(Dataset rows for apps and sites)
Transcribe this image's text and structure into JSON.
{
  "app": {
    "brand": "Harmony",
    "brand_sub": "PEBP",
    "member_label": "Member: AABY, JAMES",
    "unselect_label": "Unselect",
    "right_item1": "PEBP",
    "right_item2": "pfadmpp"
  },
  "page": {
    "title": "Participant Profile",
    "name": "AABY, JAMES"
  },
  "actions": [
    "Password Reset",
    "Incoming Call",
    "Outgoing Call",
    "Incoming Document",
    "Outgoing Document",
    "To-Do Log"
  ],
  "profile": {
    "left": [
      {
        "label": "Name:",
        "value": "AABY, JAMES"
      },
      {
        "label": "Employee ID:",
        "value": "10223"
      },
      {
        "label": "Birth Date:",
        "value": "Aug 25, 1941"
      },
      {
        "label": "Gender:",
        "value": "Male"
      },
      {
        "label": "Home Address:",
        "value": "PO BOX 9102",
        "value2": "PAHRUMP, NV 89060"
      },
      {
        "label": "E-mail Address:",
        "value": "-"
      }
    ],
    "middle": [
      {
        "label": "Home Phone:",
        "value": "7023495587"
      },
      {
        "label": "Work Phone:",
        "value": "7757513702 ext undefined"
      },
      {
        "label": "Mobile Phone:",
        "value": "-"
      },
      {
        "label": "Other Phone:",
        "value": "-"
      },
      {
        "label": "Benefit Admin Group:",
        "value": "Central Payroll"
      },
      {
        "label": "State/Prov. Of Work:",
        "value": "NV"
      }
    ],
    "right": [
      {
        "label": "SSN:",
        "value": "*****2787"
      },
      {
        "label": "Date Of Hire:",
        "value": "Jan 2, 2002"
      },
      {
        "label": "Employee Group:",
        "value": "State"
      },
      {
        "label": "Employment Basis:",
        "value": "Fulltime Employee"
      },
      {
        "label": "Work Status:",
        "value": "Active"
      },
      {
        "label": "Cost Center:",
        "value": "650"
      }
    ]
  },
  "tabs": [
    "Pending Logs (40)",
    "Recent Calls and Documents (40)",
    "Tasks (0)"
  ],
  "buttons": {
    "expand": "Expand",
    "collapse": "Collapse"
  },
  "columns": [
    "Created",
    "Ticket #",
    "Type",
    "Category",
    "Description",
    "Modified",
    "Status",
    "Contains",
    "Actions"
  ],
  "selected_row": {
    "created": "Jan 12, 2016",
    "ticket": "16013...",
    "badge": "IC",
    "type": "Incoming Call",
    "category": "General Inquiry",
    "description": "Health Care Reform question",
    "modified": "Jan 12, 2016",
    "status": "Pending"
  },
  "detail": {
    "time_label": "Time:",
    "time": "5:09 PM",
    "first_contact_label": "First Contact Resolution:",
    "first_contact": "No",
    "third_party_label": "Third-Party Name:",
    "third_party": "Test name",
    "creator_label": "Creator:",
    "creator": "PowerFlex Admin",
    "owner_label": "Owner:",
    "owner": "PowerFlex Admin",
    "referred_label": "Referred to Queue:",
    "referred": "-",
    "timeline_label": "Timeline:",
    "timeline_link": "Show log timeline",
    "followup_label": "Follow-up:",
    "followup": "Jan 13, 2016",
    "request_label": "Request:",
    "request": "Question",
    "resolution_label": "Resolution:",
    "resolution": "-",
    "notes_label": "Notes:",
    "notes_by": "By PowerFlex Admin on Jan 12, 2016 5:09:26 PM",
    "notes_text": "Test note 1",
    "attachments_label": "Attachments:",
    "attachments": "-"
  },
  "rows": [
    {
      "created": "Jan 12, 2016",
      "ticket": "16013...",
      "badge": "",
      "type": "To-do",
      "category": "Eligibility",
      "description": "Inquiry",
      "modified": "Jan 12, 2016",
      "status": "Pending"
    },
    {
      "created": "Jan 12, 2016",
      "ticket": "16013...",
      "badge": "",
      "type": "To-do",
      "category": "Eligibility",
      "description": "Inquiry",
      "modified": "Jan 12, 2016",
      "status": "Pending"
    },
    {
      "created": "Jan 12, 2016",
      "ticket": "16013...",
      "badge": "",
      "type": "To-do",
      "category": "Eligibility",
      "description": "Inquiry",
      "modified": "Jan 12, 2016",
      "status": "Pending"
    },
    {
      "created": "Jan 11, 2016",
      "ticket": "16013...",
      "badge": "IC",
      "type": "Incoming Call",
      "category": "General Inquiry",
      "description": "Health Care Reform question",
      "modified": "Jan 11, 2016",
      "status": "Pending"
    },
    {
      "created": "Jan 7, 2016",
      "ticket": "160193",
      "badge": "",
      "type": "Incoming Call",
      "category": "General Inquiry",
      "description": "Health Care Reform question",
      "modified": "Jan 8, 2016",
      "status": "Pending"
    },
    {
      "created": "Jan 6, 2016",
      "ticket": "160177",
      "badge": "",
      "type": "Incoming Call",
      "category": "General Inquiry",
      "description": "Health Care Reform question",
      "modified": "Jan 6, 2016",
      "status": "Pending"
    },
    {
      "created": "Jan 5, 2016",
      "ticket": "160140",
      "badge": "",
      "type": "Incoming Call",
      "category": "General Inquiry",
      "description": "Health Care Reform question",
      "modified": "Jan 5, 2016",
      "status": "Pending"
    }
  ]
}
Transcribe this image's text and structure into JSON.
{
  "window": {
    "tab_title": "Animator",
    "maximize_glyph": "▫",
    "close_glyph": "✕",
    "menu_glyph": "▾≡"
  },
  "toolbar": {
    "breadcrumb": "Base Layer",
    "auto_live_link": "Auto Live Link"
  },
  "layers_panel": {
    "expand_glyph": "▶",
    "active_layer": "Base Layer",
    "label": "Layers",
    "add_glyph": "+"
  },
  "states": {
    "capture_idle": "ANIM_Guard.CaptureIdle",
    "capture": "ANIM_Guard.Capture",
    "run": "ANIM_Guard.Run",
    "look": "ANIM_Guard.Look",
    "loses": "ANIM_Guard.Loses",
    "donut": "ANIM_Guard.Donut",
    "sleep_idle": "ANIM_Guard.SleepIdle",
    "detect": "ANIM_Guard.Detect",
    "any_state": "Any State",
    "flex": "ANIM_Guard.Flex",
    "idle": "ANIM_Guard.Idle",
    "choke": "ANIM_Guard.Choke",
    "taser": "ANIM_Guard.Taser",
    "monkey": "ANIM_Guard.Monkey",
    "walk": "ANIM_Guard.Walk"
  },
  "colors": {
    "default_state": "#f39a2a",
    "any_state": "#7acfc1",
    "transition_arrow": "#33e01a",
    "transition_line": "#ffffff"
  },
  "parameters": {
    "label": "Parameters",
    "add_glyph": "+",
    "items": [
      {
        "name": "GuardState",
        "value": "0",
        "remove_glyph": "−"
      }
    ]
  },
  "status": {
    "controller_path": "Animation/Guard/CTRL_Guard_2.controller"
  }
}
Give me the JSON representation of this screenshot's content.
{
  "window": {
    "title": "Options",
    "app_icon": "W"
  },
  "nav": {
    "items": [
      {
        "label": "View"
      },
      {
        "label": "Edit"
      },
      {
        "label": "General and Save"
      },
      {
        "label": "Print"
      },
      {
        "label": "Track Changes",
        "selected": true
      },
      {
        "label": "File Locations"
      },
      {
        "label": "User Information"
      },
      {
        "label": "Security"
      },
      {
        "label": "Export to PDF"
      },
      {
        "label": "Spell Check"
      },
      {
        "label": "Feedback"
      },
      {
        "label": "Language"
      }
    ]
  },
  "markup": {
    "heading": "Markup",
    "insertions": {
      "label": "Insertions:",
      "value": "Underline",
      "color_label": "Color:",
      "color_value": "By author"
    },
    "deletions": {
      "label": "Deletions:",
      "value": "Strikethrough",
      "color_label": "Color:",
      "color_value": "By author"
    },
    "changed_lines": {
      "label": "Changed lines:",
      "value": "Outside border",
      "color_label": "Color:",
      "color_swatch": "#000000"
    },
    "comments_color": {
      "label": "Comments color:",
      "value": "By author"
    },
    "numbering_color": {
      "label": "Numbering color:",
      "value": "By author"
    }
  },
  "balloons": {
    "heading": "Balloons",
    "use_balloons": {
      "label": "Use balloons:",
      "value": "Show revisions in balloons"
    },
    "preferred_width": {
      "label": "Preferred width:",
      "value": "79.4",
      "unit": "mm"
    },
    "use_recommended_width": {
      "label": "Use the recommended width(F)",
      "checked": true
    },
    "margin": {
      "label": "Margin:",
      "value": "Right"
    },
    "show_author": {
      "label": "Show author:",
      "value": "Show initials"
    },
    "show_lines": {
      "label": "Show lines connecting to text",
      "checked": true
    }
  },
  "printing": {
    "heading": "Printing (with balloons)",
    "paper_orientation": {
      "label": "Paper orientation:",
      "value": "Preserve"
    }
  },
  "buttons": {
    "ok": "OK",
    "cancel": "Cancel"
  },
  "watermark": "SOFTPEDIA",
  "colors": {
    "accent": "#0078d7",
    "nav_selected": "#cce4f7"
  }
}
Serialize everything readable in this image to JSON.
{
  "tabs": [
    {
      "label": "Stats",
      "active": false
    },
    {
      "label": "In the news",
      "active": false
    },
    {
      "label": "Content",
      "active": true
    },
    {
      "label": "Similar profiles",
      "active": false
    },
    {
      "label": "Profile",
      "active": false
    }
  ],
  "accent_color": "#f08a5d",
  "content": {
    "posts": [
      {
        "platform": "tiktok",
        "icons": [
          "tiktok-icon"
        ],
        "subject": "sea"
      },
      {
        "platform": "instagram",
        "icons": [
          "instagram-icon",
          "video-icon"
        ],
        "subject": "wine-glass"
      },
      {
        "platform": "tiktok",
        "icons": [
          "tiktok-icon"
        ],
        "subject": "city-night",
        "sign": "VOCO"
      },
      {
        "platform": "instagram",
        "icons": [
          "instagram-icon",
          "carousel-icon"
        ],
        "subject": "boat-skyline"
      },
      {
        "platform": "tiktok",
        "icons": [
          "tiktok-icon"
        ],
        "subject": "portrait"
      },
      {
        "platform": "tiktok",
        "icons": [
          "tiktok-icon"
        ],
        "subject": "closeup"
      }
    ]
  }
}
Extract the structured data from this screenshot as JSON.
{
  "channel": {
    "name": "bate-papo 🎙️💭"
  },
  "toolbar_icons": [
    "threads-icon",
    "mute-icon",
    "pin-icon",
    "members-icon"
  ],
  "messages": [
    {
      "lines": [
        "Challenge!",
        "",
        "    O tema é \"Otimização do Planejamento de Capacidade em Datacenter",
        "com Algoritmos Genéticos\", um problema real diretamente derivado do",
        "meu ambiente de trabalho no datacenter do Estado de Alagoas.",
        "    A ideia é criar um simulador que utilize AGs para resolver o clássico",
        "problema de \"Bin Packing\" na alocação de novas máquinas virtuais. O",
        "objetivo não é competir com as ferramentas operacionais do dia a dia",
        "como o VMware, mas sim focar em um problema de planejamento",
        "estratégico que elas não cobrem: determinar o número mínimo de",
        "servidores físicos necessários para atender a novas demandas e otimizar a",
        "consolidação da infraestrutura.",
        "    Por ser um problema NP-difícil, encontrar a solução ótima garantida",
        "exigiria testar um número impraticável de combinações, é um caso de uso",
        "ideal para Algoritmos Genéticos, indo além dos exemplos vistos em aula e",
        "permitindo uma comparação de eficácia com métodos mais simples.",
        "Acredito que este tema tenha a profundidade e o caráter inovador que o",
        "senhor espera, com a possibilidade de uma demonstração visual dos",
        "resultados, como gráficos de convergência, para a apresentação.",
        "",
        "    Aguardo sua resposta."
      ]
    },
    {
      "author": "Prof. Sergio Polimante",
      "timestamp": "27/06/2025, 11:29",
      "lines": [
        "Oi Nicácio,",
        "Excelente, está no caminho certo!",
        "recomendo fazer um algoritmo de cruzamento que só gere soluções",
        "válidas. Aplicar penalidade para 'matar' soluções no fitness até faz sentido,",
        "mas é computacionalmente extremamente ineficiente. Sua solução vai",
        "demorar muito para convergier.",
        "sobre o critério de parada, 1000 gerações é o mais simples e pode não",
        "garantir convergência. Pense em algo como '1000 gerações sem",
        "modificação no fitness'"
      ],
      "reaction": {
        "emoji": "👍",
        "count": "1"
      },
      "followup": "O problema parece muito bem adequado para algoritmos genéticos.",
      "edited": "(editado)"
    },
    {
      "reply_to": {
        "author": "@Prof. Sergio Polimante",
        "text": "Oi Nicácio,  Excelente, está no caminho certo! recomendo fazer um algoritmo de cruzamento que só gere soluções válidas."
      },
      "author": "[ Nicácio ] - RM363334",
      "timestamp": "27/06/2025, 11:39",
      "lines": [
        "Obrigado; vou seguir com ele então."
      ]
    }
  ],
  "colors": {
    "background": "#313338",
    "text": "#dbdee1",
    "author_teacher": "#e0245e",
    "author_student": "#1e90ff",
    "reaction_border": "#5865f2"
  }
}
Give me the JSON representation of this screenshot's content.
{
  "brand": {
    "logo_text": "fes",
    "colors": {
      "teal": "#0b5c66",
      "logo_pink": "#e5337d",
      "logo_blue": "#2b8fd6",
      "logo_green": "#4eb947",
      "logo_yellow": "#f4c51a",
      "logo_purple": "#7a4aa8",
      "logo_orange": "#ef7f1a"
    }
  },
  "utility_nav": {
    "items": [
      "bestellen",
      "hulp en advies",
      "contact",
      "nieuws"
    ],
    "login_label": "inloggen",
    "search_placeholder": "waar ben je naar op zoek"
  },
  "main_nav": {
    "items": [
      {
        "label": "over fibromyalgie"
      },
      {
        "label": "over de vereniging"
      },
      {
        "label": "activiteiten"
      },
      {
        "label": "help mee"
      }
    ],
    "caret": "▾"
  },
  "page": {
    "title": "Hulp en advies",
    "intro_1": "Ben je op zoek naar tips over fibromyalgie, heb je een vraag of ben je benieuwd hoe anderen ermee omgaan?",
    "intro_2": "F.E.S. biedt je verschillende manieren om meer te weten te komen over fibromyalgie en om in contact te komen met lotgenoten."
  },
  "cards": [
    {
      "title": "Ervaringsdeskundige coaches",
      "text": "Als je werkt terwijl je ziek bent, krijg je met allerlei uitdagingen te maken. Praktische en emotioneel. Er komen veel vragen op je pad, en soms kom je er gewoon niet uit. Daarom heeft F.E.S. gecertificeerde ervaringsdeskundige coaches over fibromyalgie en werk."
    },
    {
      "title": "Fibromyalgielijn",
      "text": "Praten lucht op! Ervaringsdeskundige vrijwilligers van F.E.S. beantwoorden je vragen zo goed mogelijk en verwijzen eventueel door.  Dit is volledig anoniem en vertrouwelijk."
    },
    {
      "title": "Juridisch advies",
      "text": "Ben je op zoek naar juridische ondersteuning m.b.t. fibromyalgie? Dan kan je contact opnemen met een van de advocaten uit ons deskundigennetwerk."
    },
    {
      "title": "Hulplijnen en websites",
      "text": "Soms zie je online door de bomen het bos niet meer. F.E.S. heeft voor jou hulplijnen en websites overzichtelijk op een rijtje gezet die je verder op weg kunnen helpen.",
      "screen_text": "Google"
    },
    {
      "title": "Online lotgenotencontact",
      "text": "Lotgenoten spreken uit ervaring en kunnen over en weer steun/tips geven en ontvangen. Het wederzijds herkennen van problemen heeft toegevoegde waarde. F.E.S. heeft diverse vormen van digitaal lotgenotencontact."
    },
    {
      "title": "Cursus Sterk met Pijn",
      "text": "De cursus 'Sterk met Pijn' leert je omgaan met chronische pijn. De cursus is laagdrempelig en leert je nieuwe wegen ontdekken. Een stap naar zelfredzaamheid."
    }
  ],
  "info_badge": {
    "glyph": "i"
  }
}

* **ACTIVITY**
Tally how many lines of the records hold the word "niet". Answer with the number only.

* **PROBLEM SOLUTION**
2